One of the great joys of music research is looking at documents and unravelling the history to which they contribute. Through historical sources you can uncover new biographical information about a composer, patron, instrument maker or performer. Documentary research can contribute to the writing of the history of a musical institution, such as a music festival, concert society, opera company, publishing house, orchestra or town band. It can also shed light on musical performance. The sources you will encounter range in size and shape from huge multi-type archives such as those of the Metropolitan Opera –Mozart: New Documents site to tiny, but possibly important, miscellanies. In recent years, one of the most extensive undertakings in this field is the large-scale Handel Documents Project, based at The Open University.– and the

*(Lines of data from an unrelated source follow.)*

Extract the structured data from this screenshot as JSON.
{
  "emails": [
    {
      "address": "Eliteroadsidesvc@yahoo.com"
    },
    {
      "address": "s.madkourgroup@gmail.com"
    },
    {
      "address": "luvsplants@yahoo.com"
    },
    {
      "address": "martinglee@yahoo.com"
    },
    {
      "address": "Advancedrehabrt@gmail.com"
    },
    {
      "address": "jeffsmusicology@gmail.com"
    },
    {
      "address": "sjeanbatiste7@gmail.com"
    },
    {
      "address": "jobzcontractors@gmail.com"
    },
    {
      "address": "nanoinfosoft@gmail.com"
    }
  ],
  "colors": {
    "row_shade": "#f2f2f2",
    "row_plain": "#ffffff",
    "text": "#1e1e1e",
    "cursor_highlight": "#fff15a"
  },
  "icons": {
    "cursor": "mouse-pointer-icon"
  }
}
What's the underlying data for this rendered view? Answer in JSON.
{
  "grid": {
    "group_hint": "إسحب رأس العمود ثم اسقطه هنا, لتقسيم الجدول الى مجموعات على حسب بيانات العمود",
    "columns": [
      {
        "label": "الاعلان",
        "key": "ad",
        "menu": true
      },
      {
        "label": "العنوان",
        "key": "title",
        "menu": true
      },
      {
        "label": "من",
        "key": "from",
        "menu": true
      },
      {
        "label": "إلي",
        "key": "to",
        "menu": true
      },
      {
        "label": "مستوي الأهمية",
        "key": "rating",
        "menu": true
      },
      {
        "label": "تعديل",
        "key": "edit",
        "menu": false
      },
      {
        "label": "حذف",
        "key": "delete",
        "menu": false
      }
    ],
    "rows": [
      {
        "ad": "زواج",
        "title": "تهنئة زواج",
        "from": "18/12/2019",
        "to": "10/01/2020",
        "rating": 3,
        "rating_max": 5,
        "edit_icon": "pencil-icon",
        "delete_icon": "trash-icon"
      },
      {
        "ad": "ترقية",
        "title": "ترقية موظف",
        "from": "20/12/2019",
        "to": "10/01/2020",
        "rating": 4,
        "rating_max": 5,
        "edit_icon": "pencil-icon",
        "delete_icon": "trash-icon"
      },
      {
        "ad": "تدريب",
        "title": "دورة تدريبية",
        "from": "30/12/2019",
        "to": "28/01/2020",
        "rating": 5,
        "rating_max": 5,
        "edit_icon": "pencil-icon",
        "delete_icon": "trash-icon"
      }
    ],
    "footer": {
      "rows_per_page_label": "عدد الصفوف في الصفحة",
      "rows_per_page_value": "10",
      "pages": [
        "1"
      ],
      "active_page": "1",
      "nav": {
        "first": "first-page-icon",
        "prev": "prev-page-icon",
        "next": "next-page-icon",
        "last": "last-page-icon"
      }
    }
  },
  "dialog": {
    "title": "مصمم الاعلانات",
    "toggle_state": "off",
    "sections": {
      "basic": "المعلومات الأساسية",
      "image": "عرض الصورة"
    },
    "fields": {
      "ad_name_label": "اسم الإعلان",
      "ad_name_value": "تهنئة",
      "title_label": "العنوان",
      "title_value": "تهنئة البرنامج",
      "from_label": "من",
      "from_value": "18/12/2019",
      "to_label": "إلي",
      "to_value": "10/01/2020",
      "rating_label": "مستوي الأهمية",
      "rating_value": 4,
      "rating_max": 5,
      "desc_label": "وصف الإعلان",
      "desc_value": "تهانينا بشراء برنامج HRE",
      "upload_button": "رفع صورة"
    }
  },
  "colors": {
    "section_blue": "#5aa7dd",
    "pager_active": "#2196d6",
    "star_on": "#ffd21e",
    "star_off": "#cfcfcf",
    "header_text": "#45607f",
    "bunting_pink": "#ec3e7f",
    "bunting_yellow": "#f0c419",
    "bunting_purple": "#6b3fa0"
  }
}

Newspapers can play an important part in the study of music. Apart from their concern with national and international affairs, broadsheets such as The Times, the Manchester Guardian and The Scotsman record for posterity the cultural life of a city or country, and there are many digital collections such as Welsh Newspapers Online. The reception of works and their performances can be gauged from contemporary newspaper reviews of premieres and subsequent performances.